A big ⭐⭐⭐⭐⭐s to Jennifer Brasington-Crowley’s “Nightingale” – the final book in her touching Stillwaters series.
Find a copy here: https://www.amazon.com/gp/product/B09PZ7QYVG/
🎸 The Last Installment in the Stillwaters Series Delivers a Wonderfully Satisfying Ending
The third book in the Stillwaters series, “Nightingale,” brings with it all the elements readers fell in love with in books one and two. It’s also the companion book to “Hell’s Bells” – the capstone in the intertwined Raven Song series. In both, readers will discover characters moving seamlessly back and forth between the two final installments. This dual release was a brilliant initiative by author Jennifer Brasington-Crowley. I chose to read “Hell’s Bells” first, then “Nightingale.” The character-couple focus in “Nightingale” is husband and wife team, Jay Nightingale and Cayman Stillwater.
In the first installment of the Stillwaters series, the author introduces a light amount of paranormal influence into the storyline. Readers who shy away from such themes take heart: It’s a slender layer that pulls the story – and the series – together. Brasington-Crowley carried those same paranormal aspects forward in her second book, then brought it into “Nightingale” – although to a gentler degree. Still, I was thrilled to see this golden thread weaving some of the pages of “Nightingale” together. The author’s handling of this somewhat dreamy substory about Cayman’s previously doomed relationship (in book one) was delicate, respectful, and lovely.

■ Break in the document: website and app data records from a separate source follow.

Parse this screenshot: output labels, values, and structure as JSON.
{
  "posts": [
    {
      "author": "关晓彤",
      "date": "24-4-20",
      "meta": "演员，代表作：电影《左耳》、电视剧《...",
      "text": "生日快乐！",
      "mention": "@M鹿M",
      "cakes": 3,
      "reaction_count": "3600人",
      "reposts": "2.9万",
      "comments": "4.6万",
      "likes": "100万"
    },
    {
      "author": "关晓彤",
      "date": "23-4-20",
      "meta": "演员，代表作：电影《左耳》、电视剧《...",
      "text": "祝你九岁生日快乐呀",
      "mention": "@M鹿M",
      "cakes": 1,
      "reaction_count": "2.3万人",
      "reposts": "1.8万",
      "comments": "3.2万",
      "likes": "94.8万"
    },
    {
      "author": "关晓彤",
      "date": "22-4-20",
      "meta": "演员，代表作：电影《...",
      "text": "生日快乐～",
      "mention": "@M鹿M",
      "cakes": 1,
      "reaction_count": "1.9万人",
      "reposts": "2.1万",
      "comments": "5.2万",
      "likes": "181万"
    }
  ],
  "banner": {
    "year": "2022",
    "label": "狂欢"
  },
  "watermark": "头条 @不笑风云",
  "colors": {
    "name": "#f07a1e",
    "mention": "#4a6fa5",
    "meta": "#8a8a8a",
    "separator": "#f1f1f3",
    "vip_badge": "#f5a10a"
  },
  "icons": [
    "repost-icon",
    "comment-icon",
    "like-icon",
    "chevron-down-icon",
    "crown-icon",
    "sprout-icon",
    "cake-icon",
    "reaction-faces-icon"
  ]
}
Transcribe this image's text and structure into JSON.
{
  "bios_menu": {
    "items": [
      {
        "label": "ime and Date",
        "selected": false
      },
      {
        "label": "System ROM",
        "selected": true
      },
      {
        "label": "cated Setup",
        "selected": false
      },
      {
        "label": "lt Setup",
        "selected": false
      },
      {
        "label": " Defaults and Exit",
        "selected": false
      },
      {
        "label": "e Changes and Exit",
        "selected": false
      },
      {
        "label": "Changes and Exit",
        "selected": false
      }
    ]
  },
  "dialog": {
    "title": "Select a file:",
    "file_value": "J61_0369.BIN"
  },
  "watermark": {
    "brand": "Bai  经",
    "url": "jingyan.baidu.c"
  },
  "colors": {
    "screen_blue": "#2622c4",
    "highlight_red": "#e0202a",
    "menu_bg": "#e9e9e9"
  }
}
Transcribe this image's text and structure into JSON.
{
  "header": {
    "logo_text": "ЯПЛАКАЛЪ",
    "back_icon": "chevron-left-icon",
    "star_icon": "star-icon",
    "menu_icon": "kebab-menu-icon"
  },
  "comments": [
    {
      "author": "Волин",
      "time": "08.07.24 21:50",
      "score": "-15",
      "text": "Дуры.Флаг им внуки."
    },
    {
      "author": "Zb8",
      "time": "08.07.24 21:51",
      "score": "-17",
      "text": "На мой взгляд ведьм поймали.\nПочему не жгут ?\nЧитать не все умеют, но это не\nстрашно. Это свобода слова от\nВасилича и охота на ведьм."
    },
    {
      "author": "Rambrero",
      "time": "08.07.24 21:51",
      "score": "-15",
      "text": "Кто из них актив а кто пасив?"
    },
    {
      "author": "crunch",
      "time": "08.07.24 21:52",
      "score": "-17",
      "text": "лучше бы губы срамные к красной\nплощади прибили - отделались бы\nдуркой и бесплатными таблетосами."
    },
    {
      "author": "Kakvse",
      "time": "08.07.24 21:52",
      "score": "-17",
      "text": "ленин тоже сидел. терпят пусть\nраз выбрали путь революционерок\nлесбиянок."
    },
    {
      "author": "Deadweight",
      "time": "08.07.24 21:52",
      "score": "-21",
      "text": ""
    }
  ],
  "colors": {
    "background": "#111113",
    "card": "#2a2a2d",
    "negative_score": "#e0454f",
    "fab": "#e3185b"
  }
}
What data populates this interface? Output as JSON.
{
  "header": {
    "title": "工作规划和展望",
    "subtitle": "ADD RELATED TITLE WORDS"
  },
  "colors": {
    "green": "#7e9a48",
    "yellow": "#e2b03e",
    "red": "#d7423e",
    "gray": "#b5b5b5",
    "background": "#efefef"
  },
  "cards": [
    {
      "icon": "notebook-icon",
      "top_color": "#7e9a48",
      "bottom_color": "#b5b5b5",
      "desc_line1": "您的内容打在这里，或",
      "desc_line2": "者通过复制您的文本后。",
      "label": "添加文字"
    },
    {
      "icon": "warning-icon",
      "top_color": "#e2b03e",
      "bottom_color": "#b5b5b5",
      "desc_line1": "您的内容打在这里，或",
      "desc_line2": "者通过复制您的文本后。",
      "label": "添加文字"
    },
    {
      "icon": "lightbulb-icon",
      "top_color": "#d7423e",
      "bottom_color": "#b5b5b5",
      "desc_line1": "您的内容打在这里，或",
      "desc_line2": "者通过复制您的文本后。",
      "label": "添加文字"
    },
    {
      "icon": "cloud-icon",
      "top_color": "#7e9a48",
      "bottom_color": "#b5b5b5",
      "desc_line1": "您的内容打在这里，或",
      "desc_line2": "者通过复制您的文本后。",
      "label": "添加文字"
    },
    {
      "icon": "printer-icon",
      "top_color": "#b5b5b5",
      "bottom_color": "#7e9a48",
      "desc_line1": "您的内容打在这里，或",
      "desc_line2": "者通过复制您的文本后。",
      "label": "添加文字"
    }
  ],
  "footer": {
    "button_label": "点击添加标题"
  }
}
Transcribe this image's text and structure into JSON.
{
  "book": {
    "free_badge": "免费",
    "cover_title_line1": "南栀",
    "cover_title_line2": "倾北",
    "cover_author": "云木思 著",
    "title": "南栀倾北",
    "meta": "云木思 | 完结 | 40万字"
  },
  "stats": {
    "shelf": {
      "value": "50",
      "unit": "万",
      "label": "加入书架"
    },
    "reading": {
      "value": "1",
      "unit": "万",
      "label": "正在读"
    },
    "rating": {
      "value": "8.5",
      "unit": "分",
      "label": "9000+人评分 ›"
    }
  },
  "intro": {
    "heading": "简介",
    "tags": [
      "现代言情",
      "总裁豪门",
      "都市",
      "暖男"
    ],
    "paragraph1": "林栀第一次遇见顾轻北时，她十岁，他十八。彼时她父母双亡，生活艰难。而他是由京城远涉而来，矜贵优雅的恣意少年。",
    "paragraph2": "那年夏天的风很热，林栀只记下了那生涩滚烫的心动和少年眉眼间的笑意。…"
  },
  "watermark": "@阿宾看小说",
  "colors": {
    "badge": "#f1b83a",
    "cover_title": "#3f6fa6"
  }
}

A bit of the supernatural also comes in the form of Alistair Stillwater, Cayman’s outspoken and maybe-clairvoyant brother. The author excels in character development, and Alistair is one who, for me, shines. In fact, I want more Alistair. Whenever he appears on the page, I can’t get enough. Yet again, here Brasington-Crowley practices restraint – giving us just enough of Alistair’s snark and wit without turning him into a caricature of himself.
Additionally, the author uses Alistair magnificently as the court jester – he gets away with saying what needs to be said (often with shocking lines) to make things better for those around him. This writing device allows the author to spin a scene or a storyline toward the resolution she wants to give. And it works.
A challenge the author handled masterfully was moving forward along the timeline of Jay and Cayman’s life together. Readers don’t always easily follow along when years have suddenly gone by in a blink. It can be exceptionally difficult to jump ahead by weeks and months, but years? Brasington-Crowley pulled it off with ease by focusing on the milestones of childhood: Birth, language development, birthdays, etc. I daresay it’s one of the best examples of bringing the reader through the years – while still keeping them in the story – that I’ve ever seen.
As for relationships, the author moved the bond between Jay and Cayman forward as well. Both count significant exes in their history – both loving and not – and I was thrilled to see how the author handles the “nots.” She didn’t belabor the point with long, drawn-out scenes. As for the past loving relationships, Brasington-Crowley handled the reunion between Jay and a (sort of) lost love perfectly. Bittersweet at times, but the resolution was a good one – and believable, which made it even better.
Throughout this book, the author displays her prowess of taking a handful of words and arranging them in such a way that the impact is significant – or, cracks open the imagery she would like you to see in your head. Here is one of my favorites: “They call Las Vegas the city that doesn’t sleep, but Los Angeles was its kissing cousin, the city that’s always awake.” Perfect.
Another one of my favorites: “… he laughed a chittery laugh like his parents were crickets.” I loved that one.
I don’t include spoilers in my reviews, but be prepared to walk through some difficult times with Cayman and Jay as a couple as they face loss and fear together. It is heart-wrenching and at times painful to witness (as the reader), but Brasington-Crowley has never shied away from hard subjects. People don’t always get what they want, and the author allows that to happen in “Nightingale.”
The ending of this book was a lot of fun (for me) because Brasington-Crowley closely blended the final chapter of “Nightingale” with the end of “Hell’s Bells” – again, a fabulous move. Also, the last decision made by Jay and Cayman about their future together was immensely satisfying. The author had two choices – and both were valid – but I’m glad she wrote the story’s wrap-up in the way that she did.
Five stars to this capstone! If you haven’t yet picked up this series, check out “Stillwaters” and “Cayman Island” (one of my favorite books of all time – period). You won’t be able to stop yourself from becoming a fan of Jennifer Brasington-Crowley’s work!